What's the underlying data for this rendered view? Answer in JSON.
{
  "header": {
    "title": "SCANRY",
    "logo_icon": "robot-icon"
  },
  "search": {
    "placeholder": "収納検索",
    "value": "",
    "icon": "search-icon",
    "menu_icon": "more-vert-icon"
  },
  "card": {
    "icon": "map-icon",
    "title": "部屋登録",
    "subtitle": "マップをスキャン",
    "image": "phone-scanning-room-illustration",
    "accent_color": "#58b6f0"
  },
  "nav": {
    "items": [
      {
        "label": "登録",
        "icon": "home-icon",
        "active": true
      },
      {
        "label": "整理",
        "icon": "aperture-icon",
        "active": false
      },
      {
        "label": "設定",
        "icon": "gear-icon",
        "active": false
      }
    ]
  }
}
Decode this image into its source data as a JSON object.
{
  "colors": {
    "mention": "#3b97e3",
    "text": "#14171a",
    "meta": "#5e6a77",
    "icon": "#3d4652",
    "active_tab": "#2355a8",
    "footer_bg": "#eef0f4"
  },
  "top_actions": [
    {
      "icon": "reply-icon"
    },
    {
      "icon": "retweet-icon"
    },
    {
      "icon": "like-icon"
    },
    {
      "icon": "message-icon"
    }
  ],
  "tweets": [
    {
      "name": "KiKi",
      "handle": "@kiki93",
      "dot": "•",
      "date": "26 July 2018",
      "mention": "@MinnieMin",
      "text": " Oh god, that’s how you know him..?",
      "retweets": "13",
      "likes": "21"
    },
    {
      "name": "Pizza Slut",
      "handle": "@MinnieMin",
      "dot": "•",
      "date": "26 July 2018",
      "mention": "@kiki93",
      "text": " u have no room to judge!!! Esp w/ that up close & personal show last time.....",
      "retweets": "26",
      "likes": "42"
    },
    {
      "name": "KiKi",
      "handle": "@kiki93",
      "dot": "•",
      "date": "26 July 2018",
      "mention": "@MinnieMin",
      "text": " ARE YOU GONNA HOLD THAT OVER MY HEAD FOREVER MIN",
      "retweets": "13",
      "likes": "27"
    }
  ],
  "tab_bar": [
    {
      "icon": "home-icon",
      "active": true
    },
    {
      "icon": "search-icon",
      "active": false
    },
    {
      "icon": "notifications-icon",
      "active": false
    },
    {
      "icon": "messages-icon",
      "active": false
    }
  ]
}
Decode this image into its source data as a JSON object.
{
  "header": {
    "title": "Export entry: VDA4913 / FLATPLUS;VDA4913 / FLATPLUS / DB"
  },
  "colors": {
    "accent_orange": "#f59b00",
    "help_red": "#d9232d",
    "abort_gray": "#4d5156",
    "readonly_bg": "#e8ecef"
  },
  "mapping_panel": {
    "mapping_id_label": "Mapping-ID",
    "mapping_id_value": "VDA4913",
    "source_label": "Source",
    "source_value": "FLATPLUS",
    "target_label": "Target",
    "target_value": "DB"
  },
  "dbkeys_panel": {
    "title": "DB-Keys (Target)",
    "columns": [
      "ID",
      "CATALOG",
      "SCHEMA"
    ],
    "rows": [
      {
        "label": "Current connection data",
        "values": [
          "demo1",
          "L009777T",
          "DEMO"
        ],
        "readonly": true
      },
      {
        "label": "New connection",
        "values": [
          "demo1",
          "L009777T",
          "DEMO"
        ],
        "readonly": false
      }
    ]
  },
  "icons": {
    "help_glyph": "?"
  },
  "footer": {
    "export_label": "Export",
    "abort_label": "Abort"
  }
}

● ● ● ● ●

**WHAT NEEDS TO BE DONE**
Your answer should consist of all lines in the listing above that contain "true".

**RESULT OF THIS EXERCISE**
        "active": true
      "active": true
        "readonly": true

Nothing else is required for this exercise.